__Task brief__. Give back each entry exactly as written, apart from the pictures.

╭─ Data for this exercise

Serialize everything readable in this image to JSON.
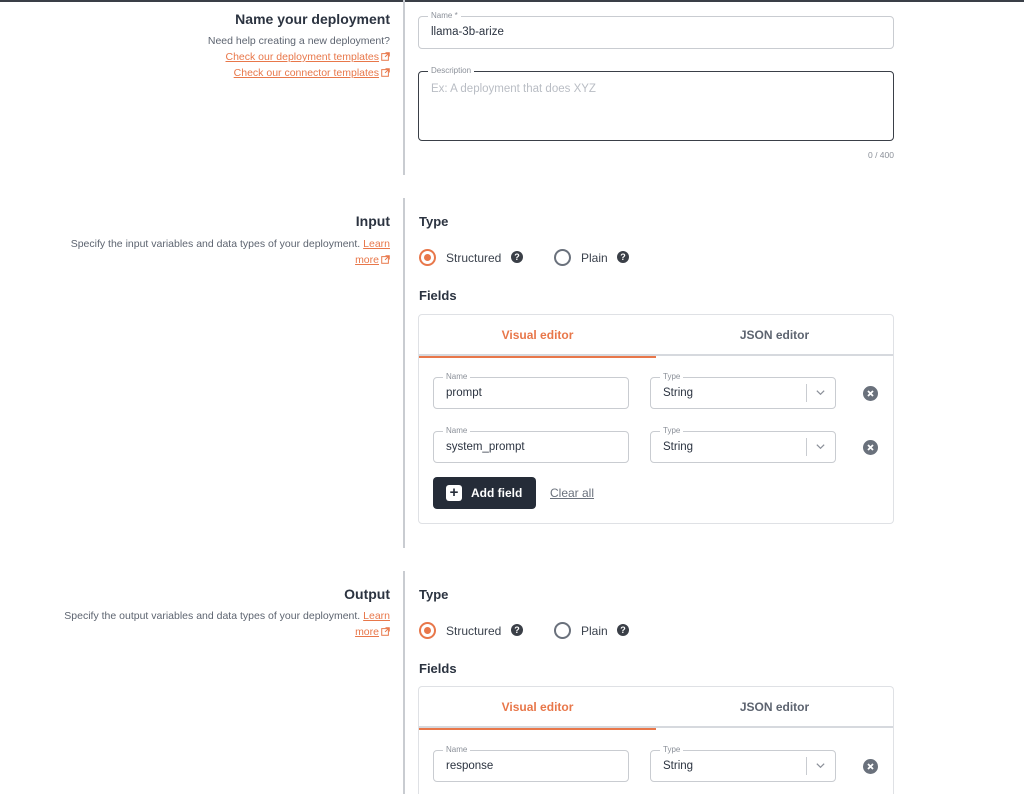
{
  "deployment": {
    "title": "Name your deployment",
    "help_text": "Need help creating a new deployment?",
    "templates_link": "Check our deployment templates",
    "connector_link": "Check our connector templates",
    "name_label": "Name *",
    "name_value": "llama-3b-arize",
    "description_label": "Description",
    "description_placeholder": "Ex: A deployment that does XYZ",
    "description_counter": "0 / 400"
  },
  "input": {
    "title": "Input",
    "description": "Specify the input variables and data types of your deployment.",
    "learn_more_1": "Learn",
    "learn_more_2": "more",
    "type_heading": "Type",
    "structured_label": "Structured",
    "plain_label": "Plain",
    "fields_heading": "Fields",
    "tab_visual": "Visual editor",
    "tab_json": "JSON editor",
    "fields": [
      {
        "name_label": "Name",
        "name": "prompt",
        "type_label": "Type",
        "type": "String"
      },
      {
        "name_label": "Name",
        "name": "system_prompt",
        "type_label": "Type",
        "type": "String"
      }
    ],
    "add_field": "Add field",
    "clear_all": "Clear all"
  },
  "output": {
    "title": "Output",
    "description": "Specify the output variables and data types of your deployment.",
    "learn_more_1": "Learn",
    "learn_more_2": "more",
    "type_heading": "Type",
    "structured_label": "Structured",
    "plain_label": "Plain",
    "fields_heading": "Fields",
    "tab_visual": "Visual editor",
    "tab_json": "JSON editor",
    "fields": [
      {
        "name_label": "Name",
        "name": "response",
        "type_label": "Type",
        "type": "String"
      }
    ]
  },
  "colors": {
    "accent": "#e8774a",
    "dark_button": "#252c38",
    "border": "#c9ccd1"
  },
  "icons": [
    "external-link-icon",
    "help-icon",
    "chevron-down-icon",
    "remove-icon",
    "plus-icon"
  ]
}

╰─

__Task answer__.
Serialize everything readable in this image to JSON.
{
  "deployment": {
    "title": "Name your deployment",
    "help_text": "Need help creating a new deployment?",
    "templates_link": "Check our deployment templates",
    "connector_link": "Check our connector templates",
    "name_label": "Name *",
    "name_value": "llama-3b-arize",
    "description_label": "Description",
    "description_placeholder": "Ex: A deployment that does XYZ",
    "description_counter": "0 / 400"
  },
  "input": {
    "title": "Input",
    "description": "Specify the input variables and data types of your deployment.",
    "learn_more_1": "Learn",
    "learn_more_2": "more",
    "type_heading": "Type",
    "structured_label": "Structured",
    "plain_label": "Plain",
    "fields_heading": "Fields",
    "tab_visual": "Visual editor",
    "tab_json": "JSON editor",
    "fields": [
      {
        "name_label": "Name",
        "name": "prompt",
        "type_label": "Type",
        "type": "String"
      },
      {
        "name_label": "Name",
        "name": "system_prompt",
        "type_label": "Type",
        "type": "String"
      }
    ],
    "add_field": "Add field",
    "clear_all": "Clear all"
  },
  "output": {
    "title": "Output",
    "description": "Specify the output variables and data types of your deployment.",
    "learn_more_1": "Learn",
    "learn_more_2": "more",
    "type_heading": "Type",
    "structured_label": "Structured",
    "plain_label": "Plain",
    "fields_heading": "Fields",
    "tab_visual": "Visual editor",
    "tab_json": "JSON editor",
    "fields": [
      {
        "name_label": "Name",
        "name": "response",
        "type_label": "Type",
        "type": "String"
      }
    ]
  },
  "colors": {
    "accent": "#e8774a",
    "dark_button": "#252c38",
    "border": "#c9ccd1"
  },
  "icons": [
    "external-link-icon",
    "help-icon",
    "chevron-down-icon",
    "remove-icon",
    "plus-icon"
  ]
}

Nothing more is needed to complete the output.